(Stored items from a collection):
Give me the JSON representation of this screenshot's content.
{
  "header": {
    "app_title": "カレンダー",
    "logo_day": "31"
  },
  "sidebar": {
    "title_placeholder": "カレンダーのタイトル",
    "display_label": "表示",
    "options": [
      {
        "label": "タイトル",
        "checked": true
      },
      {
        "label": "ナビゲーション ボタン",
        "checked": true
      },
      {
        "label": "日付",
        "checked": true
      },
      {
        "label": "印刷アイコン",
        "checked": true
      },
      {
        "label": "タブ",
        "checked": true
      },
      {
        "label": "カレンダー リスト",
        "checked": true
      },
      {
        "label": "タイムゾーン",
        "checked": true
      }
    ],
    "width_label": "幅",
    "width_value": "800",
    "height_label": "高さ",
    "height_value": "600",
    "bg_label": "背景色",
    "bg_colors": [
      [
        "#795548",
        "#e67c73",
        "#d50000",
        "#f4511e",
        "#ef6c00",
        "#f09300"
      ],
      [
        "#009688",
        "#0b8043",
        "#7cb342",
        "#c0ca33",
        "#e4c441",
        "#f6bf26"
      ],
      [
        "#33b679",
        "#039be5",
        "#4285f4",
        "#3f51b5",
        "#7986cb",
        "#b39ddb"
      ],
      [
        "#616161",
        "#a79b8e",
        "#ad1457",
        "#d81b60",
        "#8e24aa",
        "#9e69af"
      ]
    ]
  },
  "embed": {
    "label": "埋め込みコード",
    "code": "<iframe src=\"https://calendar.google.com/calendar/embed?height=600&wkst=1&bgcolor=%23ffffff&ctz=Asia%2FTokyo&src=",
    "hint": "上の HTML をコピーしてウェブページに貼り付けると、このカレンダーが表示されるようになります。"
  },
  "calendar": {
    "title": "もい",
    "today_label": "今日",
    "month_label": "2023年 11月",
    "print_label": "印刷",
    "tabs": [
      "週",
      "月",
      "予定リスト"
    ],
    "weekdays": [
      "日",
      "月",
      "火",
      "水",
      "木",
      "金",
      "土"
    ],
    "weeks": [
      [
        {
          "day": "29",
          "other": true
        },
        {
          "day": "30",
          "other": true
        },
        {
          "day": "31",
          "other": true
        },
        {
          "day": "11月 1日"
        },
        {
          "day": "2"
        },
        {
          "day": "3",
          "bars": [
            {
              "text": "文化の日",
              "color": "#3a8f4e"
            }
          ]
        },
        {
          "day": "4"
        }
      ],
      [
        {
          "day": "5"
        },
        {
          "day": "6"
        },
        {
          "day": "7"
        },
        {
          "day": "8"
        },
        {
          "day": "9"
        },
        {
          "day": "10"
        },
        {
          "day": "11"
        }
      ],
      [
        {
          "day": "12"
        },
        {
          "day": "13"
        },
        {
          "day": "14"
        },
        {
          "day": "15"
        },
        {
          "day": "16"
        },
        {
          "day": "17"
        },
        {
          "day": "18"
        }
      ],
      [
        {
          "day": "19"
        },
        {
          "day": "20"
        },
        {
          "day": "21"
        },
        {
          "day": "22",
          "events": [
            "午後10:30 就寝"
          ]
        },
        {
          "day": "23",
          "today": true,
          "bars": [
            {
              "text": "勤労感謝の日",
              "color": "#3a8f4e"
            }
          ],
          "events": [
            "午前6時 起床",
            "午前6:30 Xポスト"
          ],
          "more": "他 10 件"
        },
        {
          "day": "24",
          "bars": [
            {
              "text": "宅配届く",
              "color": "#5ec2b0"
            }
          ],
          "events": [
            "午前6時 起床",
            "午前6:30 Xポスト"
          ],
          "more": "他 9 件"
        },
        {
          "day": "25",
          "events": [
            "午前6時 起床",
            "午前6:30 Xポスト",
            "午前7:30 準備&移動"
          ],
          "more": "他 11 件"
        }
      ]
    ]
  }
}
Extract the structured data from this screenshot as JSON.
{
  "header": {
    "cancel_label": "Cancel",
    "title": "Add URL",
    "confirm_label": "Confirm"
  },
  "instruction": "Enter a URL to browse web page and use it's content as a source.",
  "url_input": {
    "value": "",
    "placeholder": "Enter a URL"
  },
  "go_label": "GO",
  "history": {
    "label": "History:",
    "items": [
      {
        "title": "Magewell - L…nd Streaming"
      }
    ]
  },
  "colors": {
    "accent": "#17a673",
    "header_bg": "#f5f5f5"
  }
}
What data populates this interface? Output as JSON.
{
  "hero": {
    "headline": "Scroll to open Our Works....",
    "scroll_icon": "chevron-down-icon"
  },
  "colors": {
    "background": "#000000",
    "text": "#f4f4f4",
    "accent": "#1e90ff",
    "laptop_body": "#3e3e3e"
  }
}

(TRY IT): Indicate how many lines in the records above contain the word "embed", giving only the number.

(SOLUTION TO THIS EXERCISE): 2